ACTION ITEM
Produce a copy of every line in the records that holds the string "https".

Dataset rows for apps and sites
_ _ _
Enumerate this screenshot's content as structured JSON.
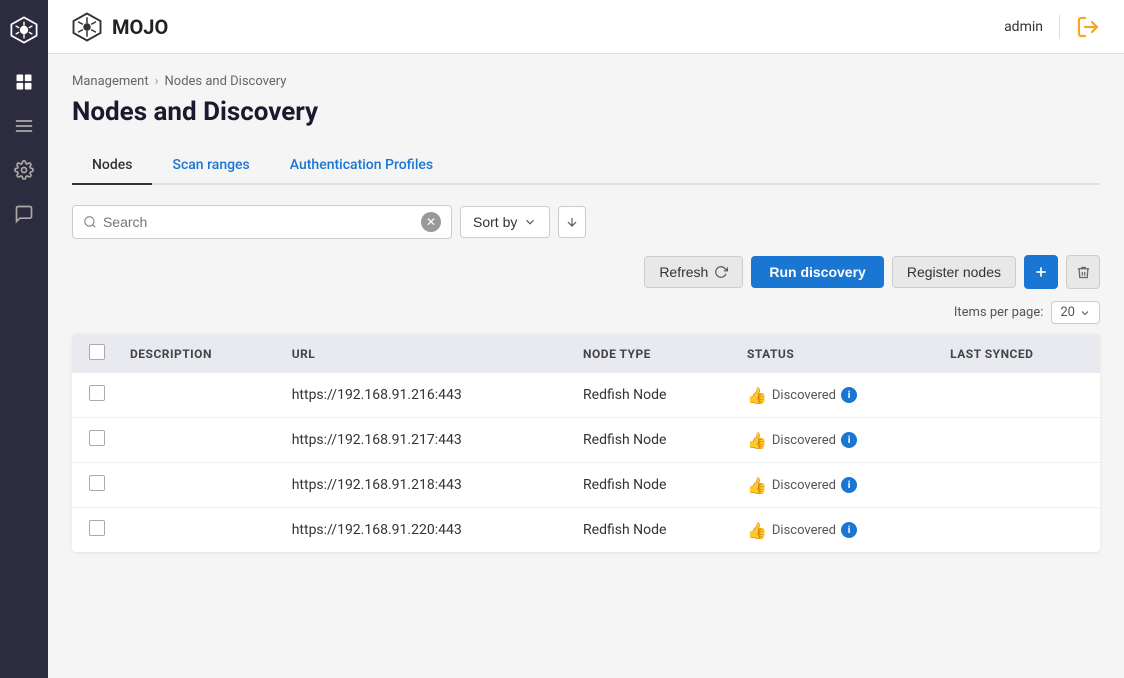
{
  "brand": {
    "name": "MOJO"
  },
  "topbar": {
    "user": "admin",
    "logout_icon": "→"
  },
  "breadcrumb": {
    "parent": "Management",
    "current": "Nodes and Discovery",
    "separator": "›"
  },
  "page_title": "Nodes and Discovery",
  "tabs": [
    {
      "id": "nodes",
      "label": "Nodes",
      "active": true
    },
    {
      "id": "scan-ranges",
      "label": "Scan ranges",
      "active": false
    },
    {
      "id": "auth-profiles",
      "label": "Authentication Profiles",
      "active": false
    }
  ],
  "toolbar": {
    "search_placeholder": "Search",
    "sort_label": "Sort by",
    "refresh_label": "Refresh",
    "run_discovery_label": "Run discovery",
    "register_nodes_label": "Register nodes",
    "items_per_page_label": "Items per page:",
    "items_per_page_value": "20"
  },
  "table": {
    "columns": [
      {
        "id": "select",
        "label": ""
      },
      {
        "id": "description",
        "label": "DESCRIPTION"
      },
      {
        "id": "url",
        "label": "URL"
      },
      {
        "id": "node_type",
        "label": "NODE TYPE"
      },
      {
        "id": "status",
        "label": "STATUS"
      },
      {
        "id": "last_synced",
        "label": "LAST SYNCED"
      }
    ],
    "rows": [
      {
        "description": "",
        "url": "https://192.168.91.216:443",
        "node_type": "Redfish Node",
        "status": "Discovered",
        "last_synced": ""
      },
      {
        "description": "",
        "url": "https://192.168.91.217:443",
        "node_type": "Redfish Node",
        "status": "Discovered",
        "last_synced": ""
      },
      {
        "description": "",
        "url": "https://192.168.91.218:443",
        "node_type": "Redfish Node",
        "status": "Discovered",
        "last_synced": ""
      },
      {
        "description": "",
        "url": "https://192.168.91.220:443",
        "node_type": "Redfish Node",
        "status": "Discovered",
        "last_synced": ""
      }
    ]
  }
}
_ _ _
WORKED SOLUTION
        "url": "https://192.168.91.216:443",
        "url": "https://192.168.91.217:443",
        "url": "https://192.168.91.218:443",
        "url": "https://192.168.91.220:443",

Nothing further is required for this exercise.